* [TASK]: Check which lines in the records hold "pubblicare" and report how many there are, with no other text.

==============================

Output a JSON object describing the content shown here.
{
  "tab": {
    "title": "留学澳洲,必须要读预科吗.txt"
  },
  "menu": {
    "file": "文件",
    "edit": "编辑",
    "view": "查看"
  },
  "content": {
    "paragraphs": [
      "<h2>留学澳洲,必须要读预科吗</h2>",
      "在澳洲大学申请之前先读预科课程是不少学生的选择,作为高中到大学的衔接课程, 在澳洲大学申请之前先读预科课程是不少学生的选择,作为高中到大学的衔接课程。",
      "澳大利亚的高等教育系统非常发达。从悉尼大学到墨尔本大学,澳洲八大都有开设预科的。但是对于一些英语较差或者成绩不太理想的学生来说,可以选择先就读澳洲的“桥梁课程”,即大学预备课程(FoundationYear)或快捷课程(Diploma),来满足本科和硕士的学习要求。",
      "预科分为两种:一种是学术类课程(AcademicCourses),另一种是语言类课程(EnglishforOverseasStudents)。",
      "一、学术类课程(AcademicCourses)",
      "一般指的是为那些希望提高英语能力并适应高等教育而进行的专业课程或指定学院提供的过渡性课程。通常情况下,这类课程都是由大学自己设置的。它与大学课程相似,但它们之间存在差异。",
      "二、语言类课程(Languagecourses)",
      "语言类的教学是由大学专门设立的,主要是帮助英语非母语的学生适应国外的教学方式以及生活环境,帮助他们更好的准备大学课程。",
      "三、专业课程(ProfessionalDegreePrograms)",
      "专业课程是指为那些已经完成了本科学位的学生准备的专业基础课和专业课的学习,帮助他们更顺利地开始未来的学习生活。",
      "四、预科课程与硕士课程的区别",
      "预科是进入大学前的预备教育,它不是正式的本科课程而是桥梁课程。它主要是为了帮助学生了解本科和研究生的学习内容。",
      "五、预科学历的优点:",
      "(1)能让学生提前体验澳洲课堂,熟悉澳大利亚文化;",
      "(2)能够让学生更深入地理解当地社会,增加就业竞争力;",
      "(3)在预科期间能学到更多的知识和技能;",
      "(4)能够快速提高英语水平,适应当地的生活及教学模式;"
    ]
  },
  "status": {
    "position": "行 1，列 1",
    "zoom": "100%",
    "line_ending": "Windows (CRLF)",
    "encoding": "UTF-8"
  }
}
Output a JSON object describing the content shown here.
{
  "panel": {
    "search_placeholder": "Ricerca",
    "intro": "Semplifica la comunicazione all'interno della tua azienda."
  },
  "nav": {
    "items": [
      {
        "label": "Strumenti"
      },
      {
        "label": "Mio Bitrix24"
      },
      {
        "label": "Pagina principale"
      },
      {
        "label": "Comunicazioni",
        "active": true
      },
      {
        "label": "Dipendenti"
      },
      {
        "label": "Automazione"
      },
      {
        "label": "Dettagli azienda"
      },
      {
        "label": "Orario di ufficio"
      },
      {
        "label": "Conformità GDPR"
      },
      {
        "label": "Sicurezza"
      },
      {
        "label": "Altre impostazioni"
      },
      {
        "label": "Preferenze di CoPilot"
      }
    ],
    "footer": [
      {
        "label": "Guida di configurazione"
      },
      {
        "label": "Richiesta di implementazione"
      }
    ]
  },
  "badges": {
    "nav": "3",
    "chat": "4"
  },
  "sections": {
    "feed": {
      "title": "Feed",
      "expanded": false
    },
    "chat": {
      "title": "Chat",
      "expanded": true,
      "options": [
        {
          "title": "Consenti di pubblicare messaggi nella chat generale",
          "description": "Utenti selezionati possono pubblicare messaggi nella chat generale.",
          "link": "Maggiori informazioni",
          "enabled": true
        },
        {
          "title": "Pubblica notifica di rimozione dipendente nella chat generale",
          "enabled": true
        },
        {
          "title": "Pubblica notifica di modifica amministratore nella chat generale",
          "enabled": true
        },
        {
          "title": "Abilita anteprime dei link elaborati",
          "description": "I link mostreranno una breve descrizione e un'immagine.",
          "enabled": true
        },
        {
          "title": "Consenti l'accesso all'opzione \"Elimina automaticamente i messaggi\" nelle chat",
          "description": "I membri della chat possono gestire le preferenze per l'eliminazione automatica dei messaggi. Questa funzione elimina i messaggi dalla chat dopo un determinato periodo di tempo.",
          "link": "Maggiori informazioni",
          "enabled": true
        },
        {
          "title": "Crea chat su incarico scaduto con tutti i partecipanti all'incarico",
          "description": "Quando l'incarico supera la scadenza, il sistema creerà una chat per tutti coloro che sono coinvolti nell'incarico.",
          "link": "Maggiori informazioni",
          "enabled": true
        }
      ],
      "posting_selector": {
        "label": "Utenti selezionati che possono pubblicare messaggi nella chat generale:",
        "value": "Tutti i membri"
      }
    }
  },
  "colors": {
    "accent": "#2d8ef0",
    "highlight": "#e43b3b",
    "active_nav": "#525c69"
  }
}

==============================

* [RESULT FOR THIS EXERCISE]: 3